[Page and application data records]
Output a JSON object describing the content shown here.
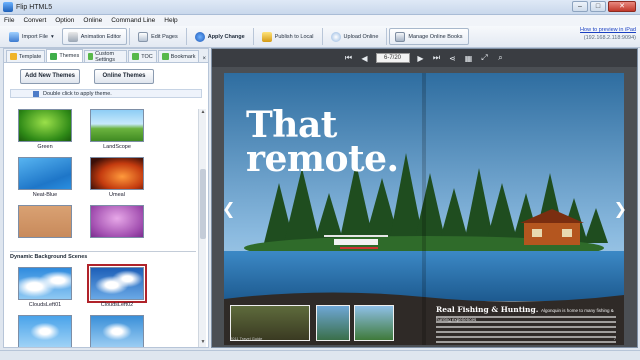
{
  "window": {
    "title": "Flip HTML5",
    "controls": {
      "minimize": "–",
      "maximize": "□",
      "close": "✕"
    }
  },
  "menu": [
    "File",
    "Convert",
    "Option",
    "Online",
    "Command Line",
    "Help"
  ],
  "toolbar": {
    "import": "Import File",
    "animation": "Animation Editor",
    "edit_pages": "Edit Pages",
    "apply": "Apply Change",
    "publish": "Publish to Local",
    "upload": "Upload Online",
    "manage": "Manage Online Books"
  },
  "help": {
    "link": "How to preview in iPad",
    "ip": "(192.168.2.118:9094)"
  },
  "tabs": {
    "template": "Template",
    "themes": "Themes",
    "custom": "Custom Settings",
    "toc": "TOC",
    "bookmark": "Bookmark",
    "close": "×"
  },
  "theme_actions": {
    "add_new": "Add New Themes",
    "online": "Online Themes"
  },
  "hint": "Double click to apply theme.",
  "themes": [
    {
      "name": "Green"
    },
    {
      "name": "LandScope"
    },
    {
      "name": "Neat-Blue"
    },
    {
      "name": "Umeal"
    },
    {
      "name": ""
    },
    {
      "name": ""
    }
  ],
  "dynamic_section": "Dynamic Background Scenes",
  "dynamic": [
    {
      "name": "CloudsLeft01"
    },
    {
      "name": "CloudsLeft02"
    },
    {
      "name": ""
    },
    {
      "name": ""
    }
  ],
  "viewer": {
    "page_indicator": "6-7/20",
    "headline_line1": "That",
    "headline_line2": "remote.",
    "article_title": "Real Fishing & Hunting.",
    "article_lead": "Algonquin is home to many fishing & hunting experiences",
    "footer_left": "2011 Travel Guide",
    "footer_right": "7"
  },
  "colors": {
    "accent_selection": "#b0232a",
    "link": "#1a3fc2",
    "viewer_bg": "#4b4f54"
  }
}
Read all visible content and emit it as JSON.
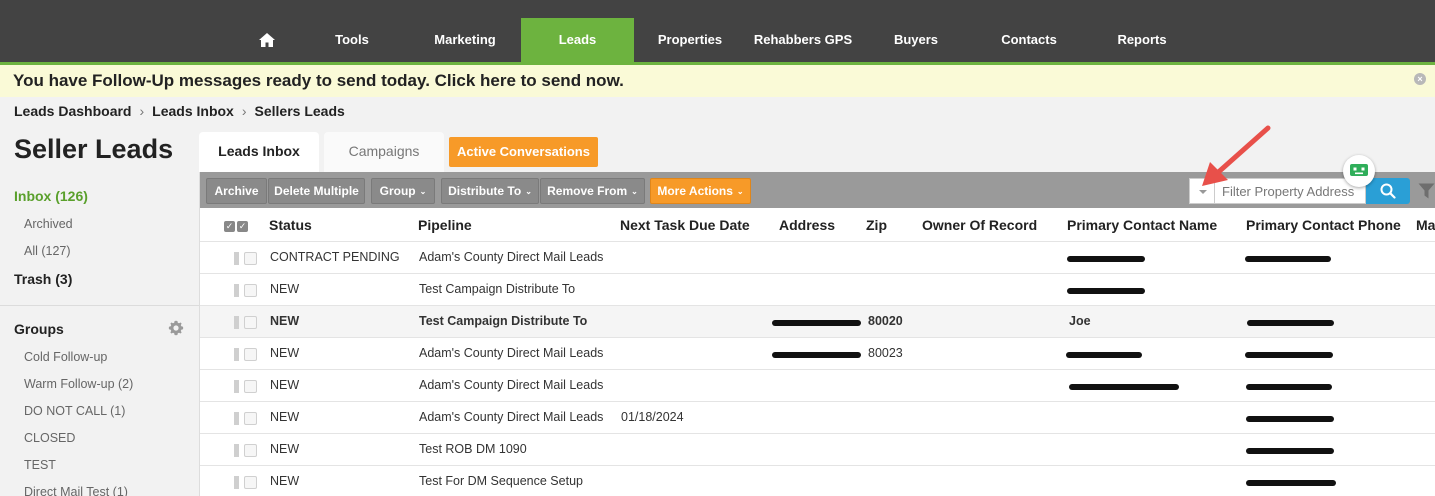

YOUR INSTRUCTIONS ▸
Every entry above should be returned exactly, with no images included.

RESPONSE AREA ▸
Output a JSON object describing the content shown here.
{
  "window": {
    "title": "Flip HTML5",
    "controls": {
      "minimize": "–",
      "maximize": "□",
      "close": "✕"
    }
  },
  "menu": [
    "File",
    "Convert",
    "Option",
    "Online",
    "Command Line",
    "Help"
  ],
  "toolbar": {
    "import": "Import File",
    "animation": "Animation Editor",
    "edit_pages": "Edit Pages",
    "apply": "Apply Change",
    "publish": "Publish to Local",
    "upload": "Upload Online",
    "manage": "Manage Online Books"
  },
  "help": {
    "link": "How to preview in iPad",
    "ip": "(192.168.2.118:9094)"
  },
  "tabs": {
    "template": "Template",
    "themes": "Themes",
    "custom": "Custom Settings",
    "toc": "TOC",
    "bookmark": "Bookmark",
    "close": "×"
  },
  "theme_actions": {
    "add_new": "Add New Themes",
    "online": "Online Themes"
  },
  "hint": "Double click to apply theme.",
  "themes": [
    {
      "name": "Green"
    },
    {
      "name": "LandScope"
    },
    {
      "name": "Neat-Blue"
    },
    {
      "name": "Umeal"
    },
    {
      "name": ""
    },
    {
      "name": ""
    }
  ],
  "dynamic_section": "Dynamic Background Scenes",
  "dynamic": [
    {
      "name": "CloudsLeft01"
    },
    {
      "name": "CloudsLeft02"
    },
    {
      "name": ""
    },
    {
      "name": ""
    }
  ],
  "viewer": {
    "page_indicator": "6-7/20",
    "headline_line1": "That",
    "headline_line2": "remote.",
    "article_title": "Real Fishing & Hunting.",
    "article_lead": "Algonquin is home to many fishing & hunting experiences",
    "footer_left": "2011 Travel Guide",
    "footer_right": "7"
  },
  "colors": {
    "accent_selection": "#b0232a",
    "link": "#1a3fc2",
    "viewer_bg": "#4b4f54"
  }
}
Read all visible content and emit it as JSON.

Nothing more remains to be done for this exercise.